Items from an interface collection:
------------

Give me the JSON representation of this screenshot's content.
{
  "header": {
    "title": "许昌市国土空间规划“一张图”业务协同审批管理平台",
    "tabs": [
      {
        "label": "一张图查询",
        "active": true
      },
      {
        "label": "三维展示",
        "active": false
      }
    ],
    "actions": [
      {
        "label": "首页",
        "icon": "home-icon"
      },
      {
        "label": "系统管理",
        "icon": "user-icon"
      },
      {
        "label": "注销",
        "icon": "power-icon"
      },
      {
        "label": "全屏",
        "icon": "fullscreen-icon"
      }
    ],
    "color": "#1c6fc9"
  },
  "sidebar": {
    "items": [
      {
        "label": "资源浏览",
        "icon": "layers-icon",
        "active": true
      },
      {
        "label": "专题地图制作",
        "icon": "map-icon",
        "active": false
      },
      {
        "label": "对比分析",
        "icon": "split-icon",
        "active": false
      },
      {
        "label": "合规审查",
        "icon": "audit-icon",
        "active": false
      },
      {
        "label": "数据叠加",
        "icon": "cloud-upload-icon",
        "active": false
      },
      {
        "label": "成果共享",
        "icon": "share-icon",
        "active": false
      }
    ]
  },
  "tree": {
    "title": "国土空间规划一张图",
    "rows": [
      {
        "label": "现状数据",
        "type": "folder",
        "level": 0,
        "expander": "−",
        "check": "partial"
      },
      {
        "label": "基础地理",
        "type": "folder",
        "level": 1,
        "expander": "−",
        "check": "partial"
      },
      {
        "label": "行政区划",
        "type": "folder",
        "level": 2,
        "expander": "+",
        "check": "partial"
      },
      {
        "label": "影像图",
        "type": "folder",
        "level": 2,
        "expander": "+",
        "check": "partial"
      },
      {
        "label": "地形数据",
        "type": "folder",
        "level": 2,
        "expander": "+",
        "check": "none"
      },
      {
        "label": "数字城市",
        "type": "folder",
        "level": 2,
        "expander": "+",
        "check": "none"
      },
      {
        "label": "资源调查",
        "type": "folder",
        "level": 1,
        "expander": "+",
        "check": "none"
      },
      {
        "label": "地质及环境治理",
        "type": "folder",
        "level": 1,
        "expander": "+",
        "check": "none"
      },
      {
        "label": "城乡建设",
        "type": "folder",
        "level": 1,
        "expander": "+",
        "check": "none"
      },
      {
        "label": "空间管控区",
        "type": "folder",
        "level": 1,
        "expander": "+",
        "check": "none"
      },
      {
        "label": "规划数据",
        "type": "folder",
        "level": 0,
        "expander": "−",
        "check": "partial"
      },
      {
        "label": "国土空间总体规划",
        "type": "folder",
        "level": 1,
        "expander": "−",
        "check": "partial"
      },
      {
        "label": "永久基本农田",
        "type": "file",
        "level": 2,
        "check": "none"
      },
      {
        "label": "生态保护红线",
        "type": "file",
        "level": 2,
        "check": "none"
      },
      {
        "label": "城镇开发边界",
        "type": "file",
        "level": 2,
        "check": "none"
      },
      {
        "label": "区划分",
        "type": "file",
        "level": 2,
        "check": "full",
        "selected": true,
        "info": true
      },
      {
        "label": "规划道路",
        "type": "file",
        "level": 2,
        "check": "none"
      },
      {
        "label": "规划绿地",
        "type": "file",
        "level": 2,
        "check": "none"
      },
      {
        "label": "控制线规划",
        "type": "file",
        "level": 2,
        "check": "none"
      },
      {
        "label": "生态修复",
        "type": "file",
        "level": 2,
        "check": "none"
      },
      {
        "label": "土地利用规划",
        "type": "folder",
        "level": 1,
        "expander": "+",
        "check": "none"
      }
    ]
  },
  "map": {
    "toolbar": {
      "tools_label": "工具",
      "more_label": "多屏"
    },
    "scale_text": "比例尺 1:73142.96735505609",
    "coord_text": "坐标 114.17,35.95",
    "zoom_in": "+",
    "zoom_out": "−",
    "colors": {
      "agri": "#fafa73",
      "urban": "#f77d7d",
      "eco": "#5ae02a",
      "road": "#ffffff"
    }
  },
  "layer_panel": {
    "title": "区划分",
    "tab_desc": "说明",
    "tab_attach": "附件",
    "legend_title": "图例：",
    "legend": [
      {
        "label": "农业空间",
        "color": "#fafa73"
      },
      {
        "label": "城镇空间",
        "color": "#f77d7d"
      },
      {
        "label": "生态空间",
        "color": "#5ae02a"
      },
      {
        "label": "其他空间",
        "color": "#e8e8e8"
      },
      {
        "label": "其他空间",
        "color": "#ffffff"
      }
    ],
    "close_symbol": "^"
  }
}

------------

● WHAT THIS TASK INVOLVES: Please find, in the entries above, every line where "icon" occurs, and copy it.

● ANSWER SECTION:
        "icon": "home-icon"
        "icon": "user-icon"
        "icon": "power-icon"
        "icon": "fullscreen-icon"
        "icon": "layers-icon",
        "icon": "map-icon",
        "icon": "split-icon",
        "icon": "audit-icon",
        "icon": "cloud-upload-icon",
        "icon": "share-icon",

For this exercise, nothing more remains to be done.